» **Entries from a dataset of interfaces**
Content starts

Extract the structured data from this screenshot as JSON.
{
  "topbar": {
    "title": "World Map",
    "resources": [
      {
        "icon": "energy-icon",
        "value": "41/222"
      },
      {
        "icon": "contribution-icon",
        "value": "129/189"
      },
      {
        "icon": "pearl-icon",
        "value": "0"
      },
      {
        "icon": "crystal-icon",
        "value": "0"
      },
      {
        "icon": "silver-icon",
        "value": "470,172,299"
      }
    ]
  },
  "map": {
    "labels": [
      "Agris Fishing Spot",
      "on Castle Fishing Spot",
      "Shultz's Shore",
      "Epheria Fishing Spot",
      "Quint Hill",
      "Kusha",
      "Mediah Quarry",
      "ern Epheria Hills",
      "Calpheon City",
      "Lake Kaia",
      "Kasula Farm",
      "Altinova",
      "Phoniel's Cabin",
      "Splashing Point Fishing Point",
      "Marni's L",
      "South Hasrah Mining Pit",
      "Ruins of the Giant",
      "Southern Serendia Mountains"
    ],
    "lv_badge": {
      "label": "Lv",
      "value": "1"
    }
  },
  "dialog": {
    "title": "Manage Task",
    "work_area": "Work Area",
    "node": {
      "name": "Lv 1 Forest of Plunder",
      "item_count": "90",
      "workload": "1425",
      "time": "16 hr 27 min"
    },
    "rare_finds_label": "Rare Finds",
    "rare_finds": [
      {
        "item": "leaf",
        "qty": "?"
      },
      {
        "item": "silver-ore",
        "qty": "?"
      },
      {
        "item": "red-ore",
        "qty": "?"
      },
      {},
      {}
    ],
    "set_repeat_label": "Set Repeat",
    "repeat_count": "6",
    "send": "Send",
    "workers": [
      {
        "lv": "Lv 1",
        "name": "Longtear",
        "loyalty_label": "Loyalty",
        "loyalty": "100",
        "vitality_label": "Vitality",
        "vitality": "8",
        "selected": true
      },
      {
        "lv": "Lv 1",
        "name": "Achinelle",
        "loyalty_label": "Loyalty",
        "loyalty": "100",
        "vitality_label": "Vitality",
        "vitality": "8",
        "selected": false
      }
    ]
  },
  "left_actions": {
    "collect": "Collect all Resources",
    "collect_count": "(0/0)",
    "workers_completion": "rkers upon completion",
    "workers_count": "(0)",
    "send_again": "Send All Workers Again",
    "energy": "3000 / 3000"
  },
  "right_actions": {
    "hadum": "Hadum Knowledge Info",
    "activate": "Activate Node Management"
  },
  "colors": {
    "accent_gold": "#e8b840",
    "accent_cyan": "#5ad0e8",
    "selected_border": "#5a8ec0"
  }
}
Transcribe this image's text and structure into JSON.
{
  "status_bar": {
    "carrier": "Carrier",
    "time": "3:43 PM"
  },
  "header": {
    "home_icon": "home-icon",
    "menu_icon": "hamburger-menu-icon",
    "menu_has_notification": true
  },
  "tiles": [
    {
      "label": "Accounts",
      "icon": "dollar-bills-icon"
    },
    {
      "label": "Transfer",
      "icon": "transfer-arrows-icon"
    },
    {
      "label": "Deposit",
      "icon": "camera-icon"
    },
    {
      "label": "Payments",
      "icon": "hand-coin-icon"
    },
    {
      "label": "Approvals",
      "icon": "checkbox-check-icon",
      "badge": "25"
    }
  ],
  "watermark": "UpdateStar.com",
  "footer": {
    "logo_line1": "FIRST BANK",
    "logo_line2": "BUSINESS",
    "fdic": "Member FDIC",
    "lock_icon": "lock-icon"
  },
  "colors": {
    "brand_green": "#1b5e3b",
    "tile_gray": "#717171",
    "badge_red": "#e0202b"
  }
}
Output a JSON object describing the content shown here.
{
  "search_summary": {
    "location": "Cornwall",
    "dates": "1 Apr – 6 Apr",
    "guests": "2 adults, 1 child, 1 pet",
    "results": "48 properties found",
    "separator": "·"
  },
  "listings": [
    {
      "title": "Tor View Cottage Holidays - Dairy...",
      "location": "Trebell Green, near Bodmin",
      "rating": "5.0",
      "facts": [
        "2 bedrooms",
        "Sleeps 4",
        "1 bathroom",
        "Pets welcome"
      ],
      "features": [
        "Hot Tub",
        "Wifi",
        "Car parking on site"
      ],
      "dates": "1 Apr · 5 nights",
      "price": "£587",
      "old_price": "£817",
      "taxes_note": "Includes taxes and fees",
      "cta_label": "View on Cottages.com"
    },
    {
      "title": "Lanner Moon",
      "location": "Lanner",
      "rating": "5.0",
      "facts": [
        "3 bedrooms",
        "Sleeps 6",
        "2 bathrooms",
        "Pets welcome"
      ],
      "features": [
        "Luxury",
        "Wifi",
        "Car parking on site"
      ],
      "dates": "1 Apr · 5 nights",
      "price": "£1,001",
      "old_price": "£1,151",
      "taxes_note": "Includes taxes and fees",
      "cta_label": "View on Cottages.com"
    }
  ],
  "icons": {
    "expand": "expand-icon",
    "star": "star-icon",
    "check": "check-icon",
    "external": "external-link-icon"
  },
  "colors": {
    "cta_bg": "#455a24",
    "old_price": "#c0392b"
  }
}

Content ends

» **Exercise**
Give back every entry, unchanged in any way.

» **Answer section**
Extract the structured data from this screenshot as JSON.
{
  "topbar": {
    "title": "World Map",
    "resources": [
      {
        "icon": "energy-icon",
        "value": "41/222"
      },
      {
        "icon": "contribution-icon",
        "value": "129/189"
      },
      {
        "icon": "pearl-icon",
        "value": "0"
      },
      {
        "icon": "crystal-icon",
        "value": "0"
      },
      {
        "icon": "silver-icon",
        "value": "470,172,299"
      }
    ]
  },
  "map": {
    "labels": [
      "Agris Fishing Spot",
      "on Castle Fishing Spot",
      "Shultz's Shore",
      "Epheria Fishing Spot",
      "Quint Hill",
      "Kusha",
      "Mediah Quarry",
      "ern Epheria Hills",
      "Calpheon City",
      "Lake Kaia",
      "Kasula Farm",
      "Altinova",
      "Phoniel's Cabin",
      "Splashing Point Fishing Point",
      "Marni's L",
      "South Hasrah Mining Pit",
      "Ruins of the Giant",
      "Southern Serendia Mountains"
    ],
    "lv_badge": {
      "label": "Lv",
      "value": "1"
    }
  },
  "dialog": {
    "title": "Manage Task",
    "work_area": "Work Area",
    "node": {
      "name": "Lv 1 Forest of Plunder",
      "item_count": "90",
      "workload": "1425",
      "time": "16 hr 27 min"
    },
    "rare_finds_label": "Rare Finds",
    "rare_finds": [
      {
        "item": "leaf",
        "qty": "?"
      },
      {
        "item": "silver-ore",
        "qty": "?"
      },
      {
        "item": "red-ore",
        "qty": "?"
      },
      {},
      {}
    ],
    "set_repeat_label": "Set Repeat",
    "repeat_count": "6",
    "send": "Send",
    "workers": [
      {
        "lv": "Lv 1",
        "name": "Longtear",
        "loyalty_label": "Loyalty",
        "loyalty": "100",
        "vitality_label": "Vitality",
        "vitality": "8",
        "selected": true
      },
      {
        "lv": "Lv 1",
        "name": "Achinelle",
        "loyalty_label": "Loyalty",
        "loyalty": "100",
        "vitality_label": "Vitality",
        "vitality": "8",
        "selected": false
      }
    ]
  },
  "left_actions": {
    "collect": "Collect all Resources",
    "collect_count": "(0/0)",
    "workers_completion": "rkers upon completion",
    "workers_count": "(0)",
    "send_again": "Send All Workers Again",
    "energy": "3000 / 3000"
  },
  "right_actions": {
    "hadum": "Hadum Knowledge Info",
    "activate": "Activate Node Management"
  },
  "colors": {
    "accent_gold": "#e8b840",
    "accent_cyan": "#5ad0e8",
    "selected_border": "#5a8ec0"
  }
}
Transcribe this image's text and structure into JSON.
{
  "status_bar": {
    "carrier": "Carrier",
    "time": "3:43 PM"
  },
  "header": {
    "home_icon": "home-icon",
    "menu_icon": "hamburger-menu-icon",
    "menu_has_notification": true
  },
  "tiles": [
    {
      "label": "Accounts",
      "icon": "dollar-bills-icon"
    },
    {
      "label": "Transfer",
      "icon": "transfer-arrows-icon"
    },
    {
      "label": "Deposit",
      "icon": "camera-icon"
    },
    {
      "label": "Payments",
      "icon": "hand-coin-icon"
    },
    {
      "label": "Approvals",
      "icon": "checkbox-check-icon",
      "badge": "25"
    }
  ],
  "watermark": "UpdateStar.com",
  "footer": {
    "logo_line1": "FIRST BANK",
    "logo_line2": "BUSINESS",
    "fdic": "Member FDIC",
    "lock_icon": "lock-icon"
  },
  "colors": {
    "brand_green": "#1b5e3b",
    "tile_gray": "#717171",
    "badge_red": "#e0202b"
  }
}
Output a JSON object describing the content shown here.
{
  "search_summary": {
    "location": "Cornwall",
    "dates": "1 Apr – 6 Apr",
    "guests": "2 adults, 1 child, 1 pet",
    "results": "48 properties found",
    "separator": "·"
  },
  "listings": [
    {
      "title": "Tor View Cottage Holidays - Dairy...",
      "location": "Trebell Green, near Bodmin",
      "rating": "5.0",
      "facts": [
        "2 bedrooms",
        "Sleeps 4",
        "1 bathroom",
        "Pets welcome"
      ],
      "features": [
        "Hot Tub",
        "Wifi",
        "Car parking on site"
      ],
      "dates": "1 Apr · 5 nights",
      "price": "£587",
      "old_price": "£817",
      "taxes_note": "Includes taxes and fees",
      "cta_label": "View on Cottages.com"
    },
    {
      "title": "Lanner Moon",
      "location": "Lanner",
      "rating": "5.0",
      "facts": [
        "3 bedrooms",
        "Sleeps 6",
        "2 bathrooms",
        "Pets welcome"
      ],
      "features": [
        "Luxury",
        "Wifi",
        "Car parking on site"
      ],
      "dates": "1 Apr · 5 nights",
      "price": "£1,001",
      "old_price": "£1,151",
      "taxes_note": "Includes taxes and fees",
      "cta_label": "View on Cottages.com"
    }
  ],
  "icons": {
    "expand": "expand-icon",
    "star": "star-icon",
    "check": "check-icon",
    "external": "external-link-icon"
  },
  "colors": {
    "cta_bg": "#455a24",
    "old_price": "#c0392b"
  }
}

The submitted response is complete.